[Element data from apps and pages]
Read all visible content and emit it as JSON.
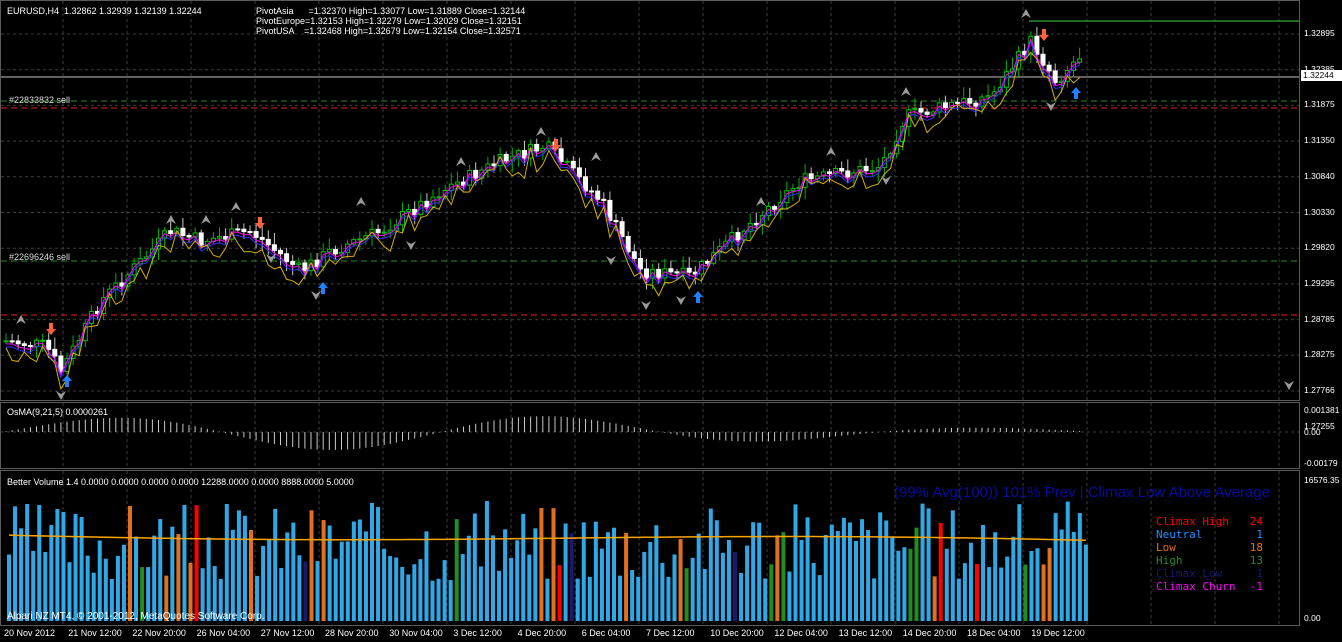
{
  "main": {
    "symbol_info": "EURUSD,H4  1.32862 1.32939 1.32139 1.32244",
    "pivots": [
      "PivotAsia      =1.32370 High=1.33077 Low=1.31889 Close=1.32144",
      "PivotEurope=1.32153 High=1.32279 Low=1.32029 Close=1.32151",
      "PivotUSA    =1.32468 High=1.32679 Low=1.32154 Close=1.32571"
    ],
    "order_labels": [
      "#22833832 sell",
      "#22696246 sell"
    ],
    "price_ticks": [
      "1.32895",
      "1.32385",
      "1.31875",
      "1.31350",
      "1.30840",
      "1.30330",
      "1.29820",
      "1.29295",
      "1.28785",
      "1.28275",
      "1.27766",
      "1.27255"
    ],
    "current_price": "1.32244"
  },
  "osma": {
    "label": "OsMA(9,21,5) 0.0000261",
    "ticks": [
      "0.001381",
      "0.00",
      "-0.00179"
    ]
  },
  "volume": {
    "label": "Better Volume 1.4 0.0000 0.0000 0.0000 0.0000 12288.0000 0.0000 8888.0000 5.0000",
    "headline": "(99% Avg(100)) 101% Prev | Climax Low Above Average",
    "top_tick": "16576.35",
    "bottom_tick": "0.00",
    "legend": [
      {
        "name": "Climax High",
        "value": "24",
        "color": "#ff0000"
      },
      {
        "name": "Neutral",
        "value": "1",
        "color": "#1e90ff"
      },
      {
        "name": "Low",
        "value": "18",
        "color": "#e07020"
      },
      {
        "name": "High",
        "value": "13",
        "color": "#228b22"
      },
      {
        "name": "Climax Low",
        "value": "1",
        "color": "#191970"
      },
      {
        "name": "Climax Churn",
        "value": "-1",
        "color": "#ff00ff"
      }
    ],
    "copyright": "Alpari NZ MT4, © 2001-2012, MetaQuotes Software Corp."
  },
  "time_axis": [
    "20 Nov 2012",
    "21 Nov 12:00",
    "22 Nov 20:00",
    "26 Nov 04:00",
    "27 Nov 12:00",
    "28 Nov 20:00",
    "30 Nov 04:00",
    "3 Dec 12:00",
    "4 Dec 20:00",
    "6 Dec 04:00",
    "7 Dec 12:00",
    "10 Dec 20:00",
    "12 Dec 04:00",
    "13 Dec 12:00",
    "14 Dec 20:00",
    "18 Dec 04:00",
    "19 Dec 12:00"
  ],
  "colors": {
    "bull": "#00c000",
    "bear": "#ffffff",
    "grid": "#404040",
    "volume_neutral": "#2fa8e8",
    "volume_avg": "#ffa500"
  }
}
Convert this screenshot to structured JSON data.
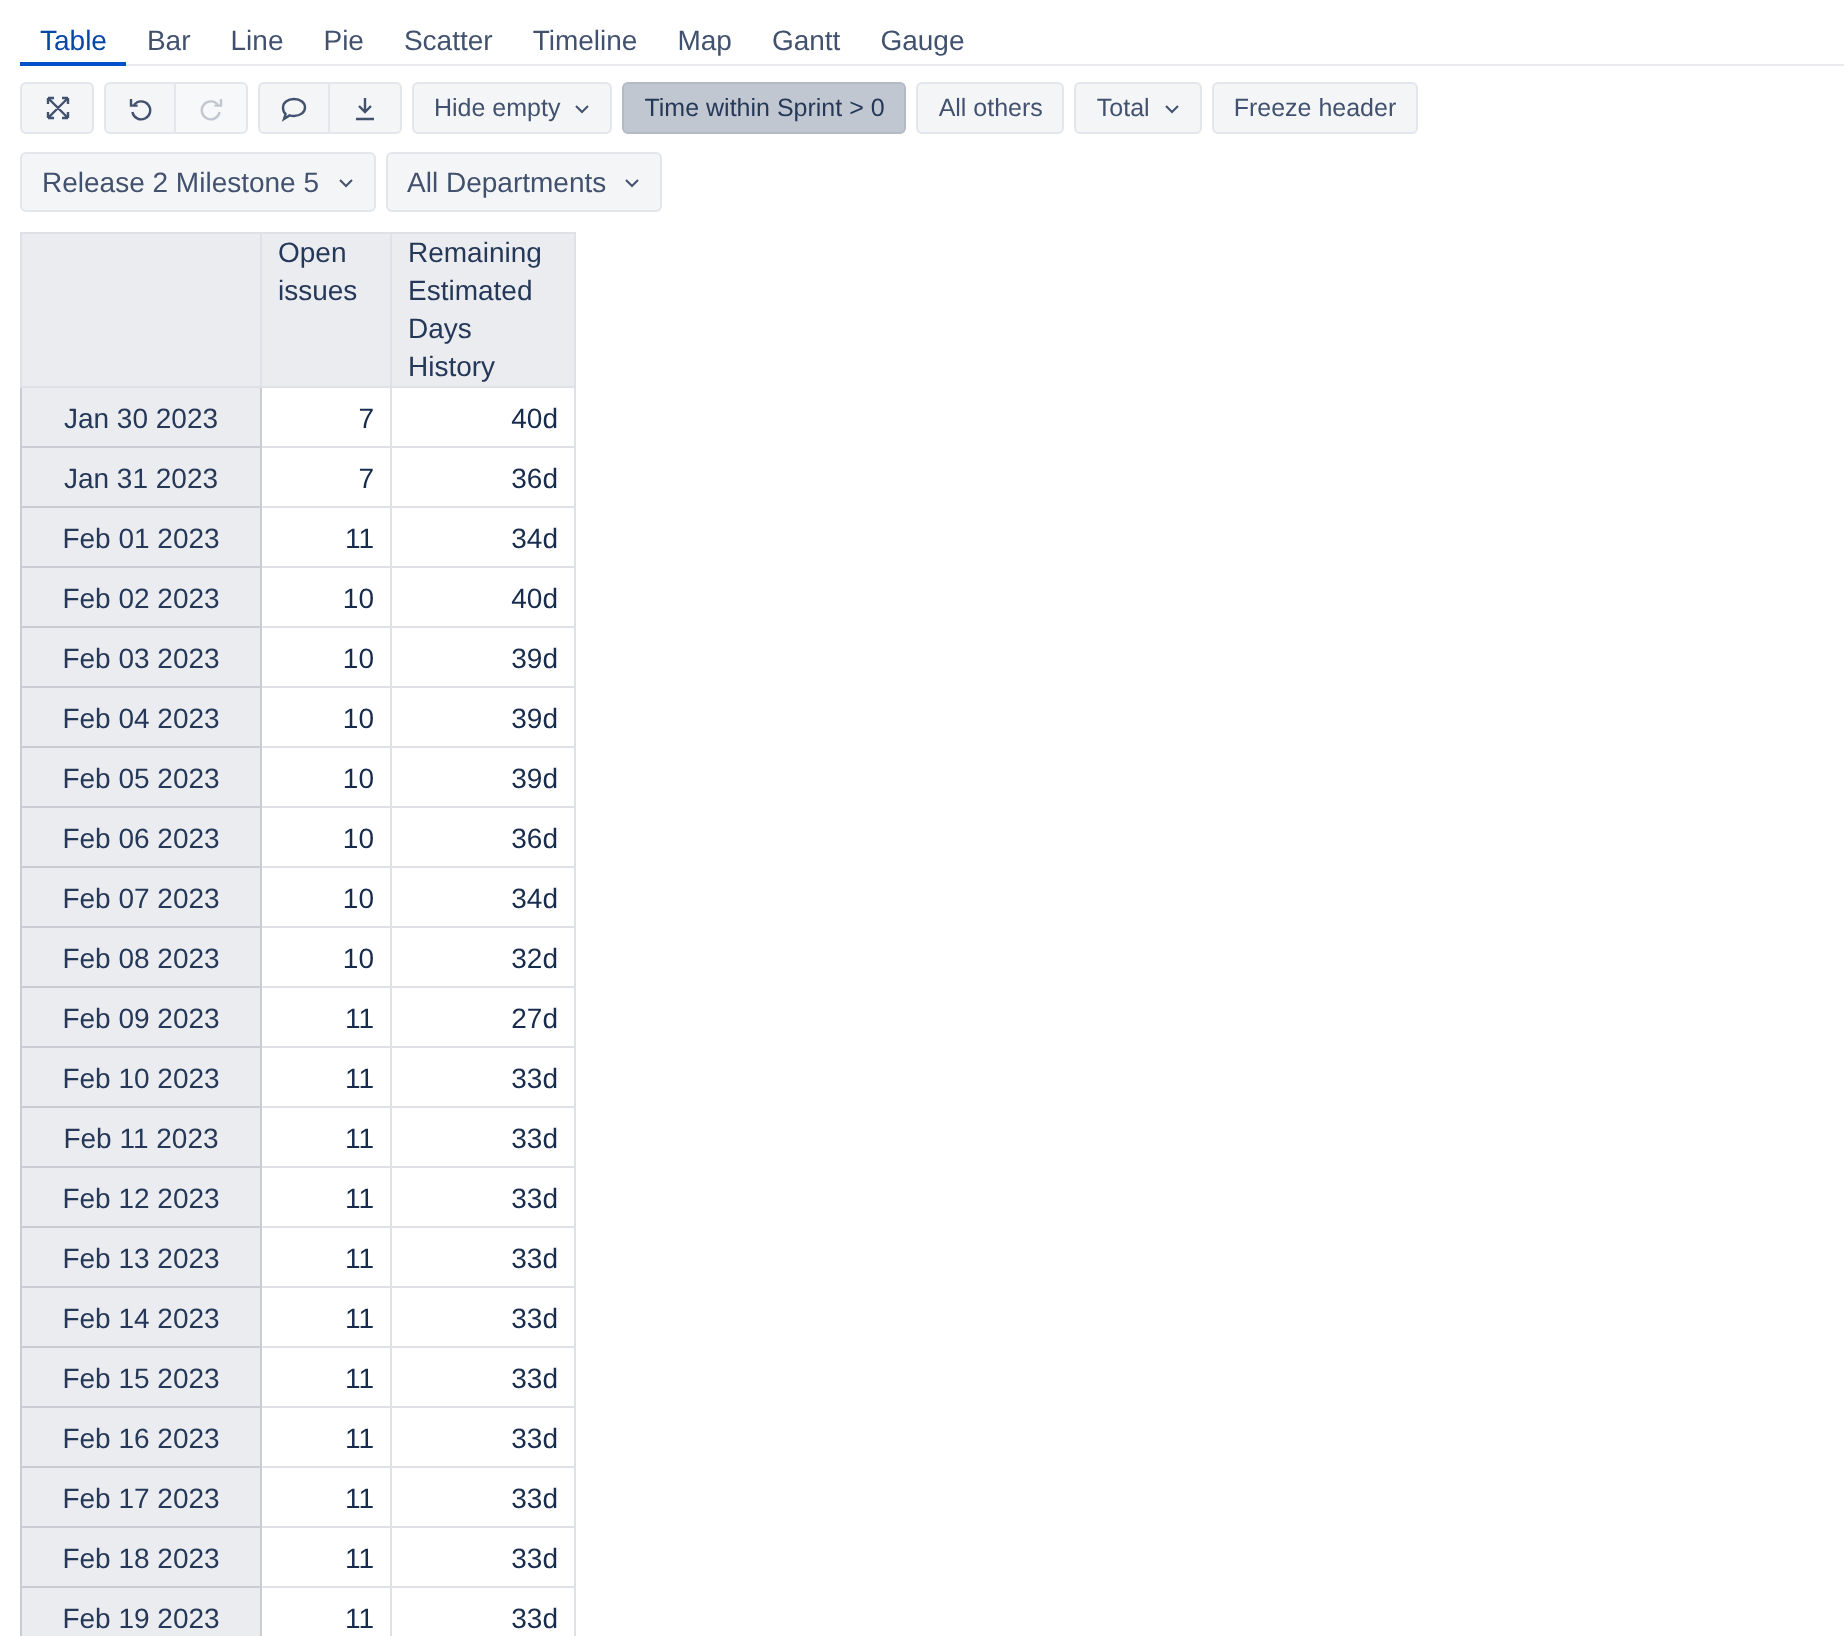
{
  "tabs": [
    {
      "label": "Table",
      "selected": true
    },
    {
      "label": "Bar",
      "selected": false
    },
    {
      "label": "Line",
      "selected": false
    },
    {
      "label": "Pie",
      "selected": false
    },
    {
      "label": "Scatter",
      "selected": false
    },
    {
      "label": "Timeline",
      "selected": false
    },
    {
      "label": "Map",
      "selected": false
    },
    {
      "label": "Gantt",
      "selected": false
    },
    {
      "label": "Gauge",
      "selected": false
    }
  ],
  "toolbar": {
    "icon_groups": [
      [
        {
          "kind": "expand",
          "disabled": false
        }
      ],
      [
        {
          "kind": "undo",
          "disabled": false
        },
        {
          "kind": "redo",
          "disabled": true
        }
      ],
      [
        {
          "kind": "comment",
          "disabled": false
        },
        {
          "kind": "download",
          "disabled": false
        }
      ]
    ],
    "buttons": [
      {
        "label": "Hide empty",
        "dropdown": true,
        "selected": false
      },
      {
        "label": "Time within Sprint > 0",
        "dropdown": false,
        "selected": true
      },
      {
        "label": "All others",
        "dropdown": false,
        "selected": false
      },
      {
        "label": "Total",
        "dropdown": true,
        "selected": false
      },
      {
        "label": "Freeze header",
        "dropdown": false,
        "selected": false
      }
    ]
  },
  "filters": [
    {
      "label": "Release 2 Milestone 5"
    },
    {
      "label": "All Departments"
    }
  ],
  "table": {
    "columns": [
      "Open issues",
      "Remaining Estimated Days History"
    ],
    "rows": [
      {
        "label": "Jan 30 2023",
        "values": [
          "7",
          "40d"
        ]
      },
      {
        "label": "Jan 31 2023",
        "values": [
          "7",
          "36d"
        ]
      },
      {
        "label": "Feb 01 2023",
        "values": [
          "11",
          "34d"
        ]
      },
      {
        "label": "Feb 02 2023",
        "values": [
          "10",
          "40d"
        ]
      },
      {
        "label": "Feb 03 2023",
        "values": [
          "10",
          "39d"
        ]
      },
      {
        "label": "Feb 04 2023",
        "values": [
          "10",
          "39d"
        ]
      },
      {
        "label": "Feb 05 2023",
        "values": [
          "10",
          "39d"
        ]
      },
      {
        "label": "Feb 06 2023",
        "values": [
          "10",
          "36d"
        ]
      },
      {
        "label": "Feb 07 2023",
        "values": [
          "10",
          "34d"
        ]
      },
      {
        "label": "Feb 08 2023",
        "values": [
          "10",
          "32d"
        ]
      },
      {
        "label": "Feb 09 2023",
        "values": [
          "11",
          "27d"
        ]
      },
      {
        "label": "Feb 10 2023",
        "values": [
          "11",
          "33d"
        ]
      },
      {
        "label": "Feb 11 2023",
        "values": [
          "11",
          "33d"
        ]
      },
      {
        "label": "Feb 12 2023",
        "values": [
          "11",
          "33d"
        ]
      },
      {
        "label": "Feb 13 2023",
        "values": [
          "11",
          "33d"
        ]
      },
      {
        "label": "Feb 14 2023",
        "values": [
          "11",
          "33d"
        ]
      },
      {
        "label": "Feb 15 2023",
        "values": [
          "11",
          "33d"
        ]
      },
      {
        "label": "Feb 16 2023",
        "values": [
          "11",
          "33d"
        ]
      },
      {
        "label": "Feb 17 2023",
        "values": [
          "11",
          "33d"
        ]
      },
      {
        "label": "Feb 18 2023",
        "values": [
          "11",
          "33d"
        ]
      },
      {
        "label": "Feb 19 2023",
        "values": [
          "11",
          "33d"
        ]
      }
    ]
  }
}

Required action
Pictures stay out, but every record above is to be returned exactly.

Response box
Read all visible content and emit it as JSON.
{
  "main": {
    "symbol_info": "EURUSD,H4  1.32862 1.32939 1.32139 1.32244",
    "pivots": [
      "PivotAsia      =1.32370 High=1.33077 Low=1.31889 Close=1.32144",
      "PivotEurope=1.32153 High=1.32279 Low=1.32029 Close=1.32151",
      "PivotUSA    =1.32468 High=1.32679 Low=1.32154 Close=1.32571"
    ],
    "order_labels": [
      "#22833832 sell",
      "#22696246 sell"
    ],
    "price_ticks": [
      "1.32895",
      "1.32385",
      "1.31875",
      "1.31350",
      "1.30840",
      "1.30330",
      "1.29820",
      "1.29295",
      "1.28785",
      "1.28275",
      "1.27766",
      "1.27255"
    ],
    "current_price": "1.32244"
  },
  "osma": {
    "label": "OsMA(9,21,5) 0.0000261",
    "ticks": [
      "0.001381",
      "0.00",
      "-0.00179"
    ]
  },
  "volume": {
    "label": "Better Volume 1.4 0.0000 0.0000 0.0000 0.0000 12288.0000 0.0000 8888.0000 5.0000",
    "headline": "(99% Avg(100)) 101% Prev | Climax Low Above Average",
    "top_tick": "16576.35",
    "bottom_tick": "0.00",
    "legend": [
      {
        "name": "Climax High",
        "value": "24",
        "color": "#ff0000"
      },
      {
        "name": "Neutral",
        "value": "1",
        "color": "#1e90ff"
      },
      {
        "name": "Low",
        "value": "18",
        "color": "#e07020"
      },
      {
        "name": "High",
        "value": "13",
        "color": "#228b22"
      },
      {
        "name": "Climax Low",
        "value": "1",
        "color": "#191970"
      },
      {
        "name": "Climax Churn",
        "value": "-1",
        "color": "#ff00ff"
      }
    ],
    "copyright": "Alpari NZ MT4, © 2001-2012, MetaQuotes Software Corp."
  },
  "time_axis": [
    "20 Nov 2012",
    "21 Nov 12:00",
    "22 Nov 20:00",
    "26 Nov 04:00",
    "27 Nov 12:00",
    "28 Nov 20:00",
    "30 Nov 04:00",
    "3 Dec 12:00",
    "4 Dec 20:00",
    "6 Dec 04:00",
    "7 Dec 12:00",
    "10 Dec 20:00",
    "12 Dec 04:00",
    "13 Dec 12:00",
    "14 Dec 20:00",
    "18 Dec 04:00",
    "19 Dec 12:00"
  ],
  "colors": {
    "bull": "#00c000",
    "bear": "#ffffff",
    "grid": "#404040",
    "volume_neutral": "#2fa8e8",
    "volume_avg": "#ffa500"
  }
}
Convert this screenshot to structured JSON data.
{
  "tabs": [
    {
      "label": "Table",
      "selected": true
    },
    {
      "label": "Bar",
      "selected": false
    },
    {
      "label": "Line",
      "selected": false
    },
    {
      "label": "Pie",
      "selected": false
    },
    {
      "label": "Scatter",
      "selected": false
    },
    {
      "label": "Timeline",
      "selected": false
    },
    {
      "label": "Map",
      "selected": false
    },
    {
      "label": "Gantt",
      "selected": false
    },
    {
      "label": "Gauge",
      "selected": false
    }
  ],
  "toolbar": {
    "icon_groups": [
      [
        {
          "kind": "expand",
          "disabled": false
        }
      ],
      [
        {
          "kind": "undo",
          "disabled": false
        },
        {
          "kind": "redo",
          "disabled": true
        }
      ],
      [
        {
          "kind": "comment",
          "disabled": false
        },
        {
          "kind": "download",
          "disabled": false
        }
      ]
    ],
    "buttons": [
      {
        "label": "Hide empty",
        "dropdown": true,
        "selected": false
      },
      {
        "label": "Time within Sprint > 0",
        "dropdown": false,
        "selected": true
      },
      {
        "label": "All others",
        "dropdown": false,
        "selected": false
      },
      {
        "label": "Total",
        "dropdown": true,
        "selected": false
      },
      {
        "label": "Freeze header",
        "dropdown": false,
        "selected": false
      }
    ]
  },
  "filters": [
    {
      "label": "Release 2 Milestone 5"
    },
    {
      "label": "All Departments"
    }
  ],
  "table": {
    "columns": [
      "Open issues",
      "Remaining Estimated Days History"
    ],
    "rows": [
      {
        "label": "Jan 30 2023",
        "values": [
          "7",
          "40d"
        ]
      },
      {
        "label": "Jan 31 2023",
        "values": [
          "7",
          "36d"
        ]
      },
      {
        "label": "Feb 01 2023",
        "values": [
          "11",
          "34d"
        ]
      },
      {
        "label": "Feb 02 2023",
        "values": [
          "10",
          "40d"
        ]
      },
      {
        "label": "Feb 03 2023",
        "values": [
          "10",
          "39d"
        ]
      },
      {
        "label": "Feb 04 2023",
        "values": [
          "10",
          "39d"
        ]
      },
      {
        "label": "Feb 05 2023",
        "values": [
          "10",
          "39d"
        ]
      },
      {
        "label": "Feb 06 2023",
        "values": [
          "10",
          "36d"
        ]
      },
      {
        "label": "Feb 07 2023",
        "values": [
          "10",
          "34d"
        ]
      },
      {
        "label": "Feb 08 2023",
        "values": [
          "10",
          "32d"
        ]
      },
      {
        "label": "Feb 09 2023",
        "values": [
          "11",
          "27d"
        ]
      },
      {
        "label": "Feb 10 2023",
        "values": [
          "11",
          "33d"
        ]
      },
      {
        "label": "Feb 11 2023",
        "values": [
          "11",
          "33d"
        ]
      },
      {
        "label": "Feb 12 2023",
        "values": [
          "11",
          "33d"
        ]
      },
      {
        "label": "Feb 13 2023",
        "values": [
          "11",
          "33d"
        ]
      },
      {
        "label": "Feb 14 2023",
        "values": [
          "11",
          "33d"
        ]
      },
      {
        "label": "Feb 15 2023",
        "values": [
          "11",
          "33d"
        ]
      },
      {
        "label": "Feb 16 2023",
        "values": [
          "11",
          "33d"
        ]
      },
      {
        "label": "Feb 17 2023",
        "values": [
          "11",
          "33d"
        ]
      },
      {
        "label": "Feb 18 2023",
        "values": [
          "11",
          "33d"
        ]
      },
      {
        "label": "Feb 19 2023",
        "values": [
          "11",
          "33d"
        ]
      }
    ]
  }
}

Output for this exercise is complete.